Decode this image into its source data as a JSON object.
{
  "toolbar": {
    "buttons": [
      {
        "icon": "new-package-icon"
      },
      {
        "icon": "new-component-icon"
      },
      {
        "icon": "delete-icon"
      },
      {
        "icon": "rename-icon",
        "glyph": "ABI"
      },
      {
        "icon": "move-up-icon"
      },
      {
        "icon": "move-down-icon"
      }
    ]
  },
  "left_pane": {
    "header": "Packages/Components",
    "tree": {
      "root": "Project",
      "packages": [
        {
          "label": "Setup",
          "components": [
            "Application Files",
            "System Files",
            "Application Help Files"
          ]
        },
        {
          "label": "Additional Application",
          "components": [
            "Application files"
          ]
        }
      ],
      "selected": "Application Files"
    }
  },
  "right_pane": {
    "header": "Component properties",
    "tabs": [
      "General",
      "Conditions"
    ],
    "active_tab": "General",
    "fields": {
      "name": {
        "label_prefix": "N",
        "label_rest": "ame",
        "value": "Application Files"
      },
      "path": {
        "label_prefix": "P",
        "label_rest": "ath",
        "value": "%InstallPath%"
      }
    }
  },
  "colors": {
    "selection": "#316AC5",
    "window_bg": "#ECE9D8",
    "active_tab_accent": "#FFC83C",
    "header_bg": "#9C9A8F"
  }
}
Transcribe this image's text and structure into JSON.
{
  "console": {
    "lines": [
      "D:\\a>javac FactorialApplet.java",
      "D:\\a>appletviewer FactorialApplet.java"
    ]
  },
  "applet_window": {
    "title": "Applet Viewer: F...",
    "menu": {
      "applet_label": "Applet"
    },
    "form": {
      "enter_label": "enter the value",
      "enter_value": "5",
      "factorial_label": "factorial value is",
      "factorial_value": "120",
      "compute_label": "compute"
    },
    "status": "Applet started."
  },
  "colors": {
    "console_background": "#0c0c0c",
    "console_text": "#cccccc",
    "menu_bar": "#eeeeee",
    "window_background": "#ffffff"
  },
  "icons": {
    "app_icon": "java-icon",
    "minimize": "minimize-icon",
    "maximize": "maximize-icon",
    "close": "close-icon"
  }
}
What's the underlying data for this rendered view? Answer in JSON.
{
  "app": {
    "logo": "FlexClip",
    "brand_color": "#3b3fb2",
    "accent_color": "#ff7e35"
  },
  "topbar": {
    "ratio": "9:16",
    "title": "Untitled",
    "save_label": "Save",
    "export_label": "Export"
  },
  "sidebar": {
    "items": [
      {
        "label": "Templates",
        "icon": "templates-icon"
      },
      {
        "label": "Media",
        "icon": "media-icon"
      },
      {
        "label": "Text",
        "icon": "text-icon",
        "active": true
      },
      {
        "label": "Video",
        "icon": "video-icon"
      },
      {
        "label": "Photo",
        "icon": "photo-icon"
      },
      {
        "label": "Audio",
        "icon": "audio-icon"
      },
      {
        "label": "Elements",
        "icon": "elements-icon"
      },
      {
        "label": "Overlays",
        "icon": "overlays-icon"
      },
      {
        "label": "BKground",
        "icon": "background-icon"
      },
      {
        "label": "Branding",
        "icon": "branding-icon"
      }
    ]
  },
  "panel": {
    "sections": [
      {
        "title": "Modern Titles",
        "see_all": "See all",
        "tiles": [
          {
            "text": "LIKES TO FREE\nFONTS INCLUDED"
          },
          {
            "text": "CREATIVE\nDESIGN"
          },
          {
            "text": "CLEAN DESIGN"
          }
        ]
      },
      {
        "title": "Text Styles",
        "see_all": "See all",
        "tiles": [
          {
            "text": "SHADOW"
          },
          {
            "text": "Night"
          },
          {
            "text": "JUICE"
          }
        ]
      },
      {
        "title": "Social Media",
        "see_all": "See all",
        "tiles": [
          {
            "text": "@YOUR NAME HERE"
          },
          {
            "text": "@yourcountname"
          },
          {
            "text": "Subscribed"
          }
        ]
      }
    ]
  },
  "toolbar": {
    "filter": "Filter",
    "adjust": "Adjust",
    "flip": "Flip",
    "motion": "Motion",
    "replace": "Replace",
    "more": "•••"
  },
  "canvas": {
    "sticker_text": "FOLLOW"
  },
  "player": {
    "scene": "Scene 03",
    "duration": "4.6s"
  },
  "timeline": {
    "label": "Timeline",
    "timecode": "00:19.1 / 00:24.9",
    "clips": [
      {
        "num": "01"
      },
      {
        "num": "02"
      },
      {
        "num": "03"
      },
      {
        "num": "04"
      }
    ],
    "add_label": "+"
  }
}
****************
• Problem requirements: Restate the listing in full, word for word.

• Response below:
Decode this image into its source data as a JSON object.
{
  "toolbar": {
    "buttons": [
      {
        "icon": "new-package-icon"
      },
      {
        "icon": "new-component-icon"
      },
      {
        "icon": "delete-icon"
      },
      {
        "icon": "rename-icon",
        "glyph": "ABI"
      },
      {
        "icon": "move-up-icon"
      },
      {
        "icon": "move-down-icon"
      }
    ]
  },
  "left_pane": {
    "header": "Packages/Components",
    "tree": {
      "root": "Project",
      "packages": [
        {
          "label": "Setup",
          "components": [
            "Application Files",
            "System Files",
            "Application Help Files"
          ]
        },
        {
          "label": "Additional Application",
          "components": [
            "Application files"
          ]
        }
      ],
      "selected": "Application Files"
    }
  },
  "right_pane": {
    "header": "Component properties",
    "tabs": [
      "General",
      "Conditions"
    ],
    "active_tab": "General",
    "fields": {
      "name": {
        "label_prefix": "N",
        "label_rest": "ame",
        "value": "Application Files"
      },
      "path": {
        "label_prefix": "P",
        "label_rest": "ath",
        "value": "%InstallPath%"
      }
    }
  },
  "colors": {
    "selection": "#316AC5",
    "window_bg": "#ECE9D8",
    "active_tab_accent": "#FFC83C",
    "header_bg": "#9C9A8F"
  }
}
Transcribe this image's text and structure into JSON.
{
  "console": {
    "lines": [
      "D:\\a>javac FactorialApplet.java",
      "D:\\a>appletviewer FactorialApplet.java"
    ]
  },
  "applet_window": {
    "title": "Applet Viewer: F...",
    "menu": {
      "applet_label": "Applet"
    },
    "form": {
      "enter_label": "enter the value",
      "enter_value": "5",
      "factorial_label": "factorial value is",
      "factorial_value": "120",
      "compute_label": "compute"
    },
    "status": "Applet started."
  },
  "colors": {
    "console_background": "#0c0c0c",
    "console_text": "#cccccc",
    "menu_bar": "#eeeeee",
    "window_background": "#ffffff"
  },
  "icons": {
    "app_icon": "java-icon",
    "minimize": "minimize-icon",
    "maximize": "maximize-icon",
    "close": "close-icon"
  }
}
What's the underlying data for this rendered view? Answer in JSON.
{
  "app": {
    "logo": "FlexClip",
    "brand_color": "#3b3fb2",
    "accent_color": "#ff7e35"
  },
  "topbar": {
    "ratio": "9:16",
    "title": "Untitled",
    "save_label": "Save",
    "export_label": "Export"
  },
  "sidebar": {
    "items": [
      {
        "label": "Templates",
        "icon": "templates-icon"
      },
      {
        "label": "Media",
        "icon": "media-icon"
      },
      {
        "label": "Text",
        "icon": "text-icon",
        "active": true
      },
      {
        "label": "Video",
        "icon": "video-icon"
      },
      {
        "label": "Photo",
        "icon": "photo-icon"
      },
      {
        "label": "Audio",
        "icon": "audio-icon"
      },
      {
        "label": "Elements",
        "icon": "elements-icon"
      },
      {
        "label": "Overlays",
        "icon": "overlays-icon"
      },
      {
        "label": "BKground",
        "icon": "background-icon"
      },
      {
        "label": "Branding",
        "icon": "branding-icon"
      }
    ]
  },
  "panel": {
    "sections": [
      {
        "title": "Modern Titles",
        "see_all": "See all",
        "tiles": [
          {
            "text": "LIKES TO FREE\nFONTS INCLUDED"
          },
          {
            "text": "CREATIVE\nDESIGN"
          },
          {
            "text": "CLEAN DESIGN"
          }
        ]
      },
      {
        "title": "Text Styles",
        "see_all": "See all",
        "tiles": [
          {
            "text": "SHADOW"
          },
          {
            "text": "Night"
          },
          {
            "text": "JUICE"
          }
        ]
      },
      {
        "title": "Social Media",
        "see_all": "See all",
        "tiles": [
          {
            "text": "@YOUR NAME HERE"
          },
          {
            "text": "@yourcountname"
          },
          {
            "text": "Subscribed"
          }
        ]
      }
    ]
  },
  "toolbar": {
    "filter": "Filter",
    "adjust": "Adjust",
    "flip": "Flip",
    "motion": "Motion",
    "replace": "Replace",
    "more": "•••"
  },
  "canvas": {
    "sticker_text": "FOLLOW"
  },
  "player": {
    "scene": "Scene 03",
    "duration": "4.6s"
  },
  "timeline": {
    "label": "Timeline",
    "timecode": "00:19.1 / 00:24.9",
    "clips": [
      {
        "num": "01"
      },
      {
        "num": "02"
      },
      {
        "num": "03"
      },
      {
        "num": "04"
      }
    ],
    "add_label": "+"
  }
}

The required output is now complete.